The summer vine in beauty clung,
The crystal icicle is hung.
Where from their frozen urns, mute springs
Pour out the river's gradual tide,
And voices fill the woodland side.
Alas! how changed from the fair scene,
When birds sang out their mellow lay,
And the song ceased not with the day,
But still wild music is abroad,
Pale, desert woods ! within your crowd ; And gathering winds in hoarse accord
Amid the vocal reeds pipe loud.
Chill airs, and wintry winds ! my ear
Has grown familiar with your song ;
H. W. LONGFELLOW.
Sad soul-dear heart, O why repine ?
The melancholy tale is plain ;
Have bloomed and died again.
The sweet and silver-sandaled Dew,
Which, like a maiden, fed the flowers, Hath waned into the beldame Frost,
And walked amid our bowers.
Some buds there were-sad hearts, be still!
Which looked awhile unto the sky, Then breathed but once or lived, to tell
How sweetest things may die !
And some must blight where many bloom ;
But, blight or bloom, the fruit must fall!
Since winter gathers all ?
He wraps them in his mantle cold,
For he is blind and old.
Sad soul-dear heart, no more repine
The tale is beautiful and plain : Surely as winter taketh all,
The spring shall bring again.
T. B. READ.
FRAGMENT FROM THE GREEK OF ARISTOTLE.
F there were beings who lived in the depths of the earth, in dwell
possessed in rich abundance by those whom we esteem fortunate; and if these beings could receive tidings of the power and might of the gods, and could then emerge from their hidden dwellings through the open tissures of the earth, to the places which we inhabit; if they could sud. denly behold the earth, and the sea, and the vault of heaven ; could recognize the expanse of the cloudy firmament, and the might of the winds of heaven, and admire the sun in its majesty, beauty, and radi. ant effulgence; and, lastly, when night vailed the earth in darkness, they could behold the starry heavens, the changing moon, and the stars rising and setting in the unvarying course ordained from eternity, they would surely exclaim, " There are gods, and such great things must be the work of their hands."
Translation froin HUMBOLDT'S "Cosmos."
THE CREATION OF THE EARTH.
God said, Be gather'd now, ye waters under heav'n, Into one place, and let dry land appear.

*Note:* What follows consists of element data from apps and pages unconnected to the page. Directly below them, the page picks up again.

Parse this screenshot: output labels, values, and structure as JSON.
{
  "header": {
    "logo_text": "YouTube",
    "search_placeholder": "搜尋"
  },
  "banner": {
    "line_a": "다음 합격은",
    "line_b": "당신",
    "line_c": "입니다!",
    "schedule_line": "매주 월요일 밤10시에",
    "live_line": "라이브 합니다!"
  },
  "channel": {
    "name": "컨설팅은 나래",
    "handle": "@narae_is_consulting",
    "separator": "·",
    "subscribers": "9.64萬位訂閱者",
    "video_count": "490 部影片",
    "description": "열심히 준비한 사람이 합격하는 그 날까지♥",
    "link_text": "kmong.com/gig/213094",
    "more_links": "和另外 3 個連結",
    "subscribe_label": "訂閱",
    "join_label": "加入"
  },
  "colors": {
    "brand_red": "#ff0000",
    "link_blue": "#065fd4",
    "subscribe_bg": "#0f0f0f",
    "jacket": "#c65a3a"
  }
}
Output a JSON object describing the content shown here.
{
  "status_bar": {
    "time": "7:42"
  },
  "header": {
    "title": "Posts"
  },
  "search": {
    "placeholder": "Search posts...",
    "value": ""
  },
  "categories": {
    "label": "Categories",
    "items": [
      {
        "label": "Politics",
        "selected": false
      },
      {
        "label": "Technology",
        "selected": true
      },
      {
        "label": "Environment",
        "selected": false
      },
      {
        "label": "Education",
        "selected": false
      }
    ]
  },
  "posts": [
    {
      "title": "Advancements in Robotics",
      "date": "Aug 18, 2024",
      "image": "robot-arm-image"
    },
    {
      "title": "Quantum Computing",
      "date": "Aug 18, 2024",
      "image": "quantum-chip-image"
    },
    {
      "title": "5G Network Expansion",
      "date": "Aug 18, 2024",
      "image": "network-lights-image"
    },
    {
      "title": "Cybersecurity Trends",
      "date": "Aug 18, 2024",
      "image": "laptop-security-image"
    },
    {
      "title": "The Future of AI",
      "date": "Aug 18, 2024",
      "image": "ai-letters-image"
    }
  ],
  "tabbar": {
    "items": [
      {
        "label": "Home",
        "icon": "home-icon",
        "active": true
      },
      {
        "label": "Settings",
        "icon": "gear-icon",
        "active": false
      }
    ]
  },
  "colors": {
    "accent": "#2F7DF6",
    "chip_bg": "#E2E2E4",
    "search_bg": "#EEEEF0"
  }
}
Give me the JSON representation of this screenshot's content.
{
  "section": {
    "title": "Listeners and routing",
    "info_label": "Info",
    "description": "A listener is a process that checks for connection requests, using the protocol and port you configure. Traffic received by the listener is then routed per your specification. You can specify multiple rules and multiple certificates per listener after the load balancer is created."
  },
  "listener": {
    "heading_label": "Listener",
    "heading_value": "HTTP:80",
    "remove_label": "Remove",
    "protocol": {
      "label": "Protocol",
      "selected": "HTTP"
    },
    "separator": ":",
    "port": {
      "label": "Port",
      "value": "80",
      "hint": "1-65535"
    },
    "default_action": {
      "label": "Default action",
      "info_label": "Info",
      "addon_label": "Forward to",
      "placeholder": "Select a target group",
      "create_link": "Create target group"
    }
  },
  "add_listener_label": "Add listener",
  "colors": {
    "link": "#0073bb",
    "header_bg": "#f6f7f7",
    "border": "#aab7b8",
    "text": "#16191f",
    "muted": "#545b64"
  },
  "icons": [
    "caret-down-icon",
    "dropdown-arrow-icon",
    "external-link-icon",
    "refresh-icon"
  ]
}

Immediately the mountains huge appear Emergent, and their broad backs upheave Into the clouds, their tops ascend the sky. So high as heav'd the tumid hills, so low Down sunk a hollow bottom, broad and deep, Capacious bed of waters : thither they Hasted with glad precipitance, uprollid As drops on dust conglobing from the dry : Part rise in crystal wall, or ridge direct, For haste; such flight the great command imprest On the swift floods ; as armies at the call Of trumpet (for of armies thou hast heard) Troop to their standard, so the wat’ry throng, Wave rolling after wave, where way they found; If steep, with torrent rapture, if through plain, Soft-ebbing; nor withstood them rock or hill, But they, or under ground, or circuit wide With serpent error wand'ring, found their way, And on the washy ooze deep channels wore, Easy, ere God had bid the ground be dry, All but within those banks, where rivers now Stream, and perpetual draw their humid train. The dry land Earth, and the great receptacle Of congregated waters he call'd Seas; And saw that it was good, and said, Let th' earth Put forth the verdant grass, herb yielding seed, And fruit-tree yielding fruit after her kind; Whose seed is in herself upon the earth. He scarce had said, when the bare earth, till then Desert and bare, unsightly, unadornd, Brought forth the tender grass, whose verdure clad Her universal face with pleasant green; Then herbs of every leaf, that sudden flower'd, Opining their various colors, and made gay Her bosom smelling sweet; and these scarce blown, Forth flourish'd thick the clust'ring vine, forth crept The swelling gourd, up stood the corny reed Embattl'd in her field ; and th' humble shrub,
And bush with frizzled hair implicit : last
John MILTON, 1608-1674.
Harp! lift thy voice on high,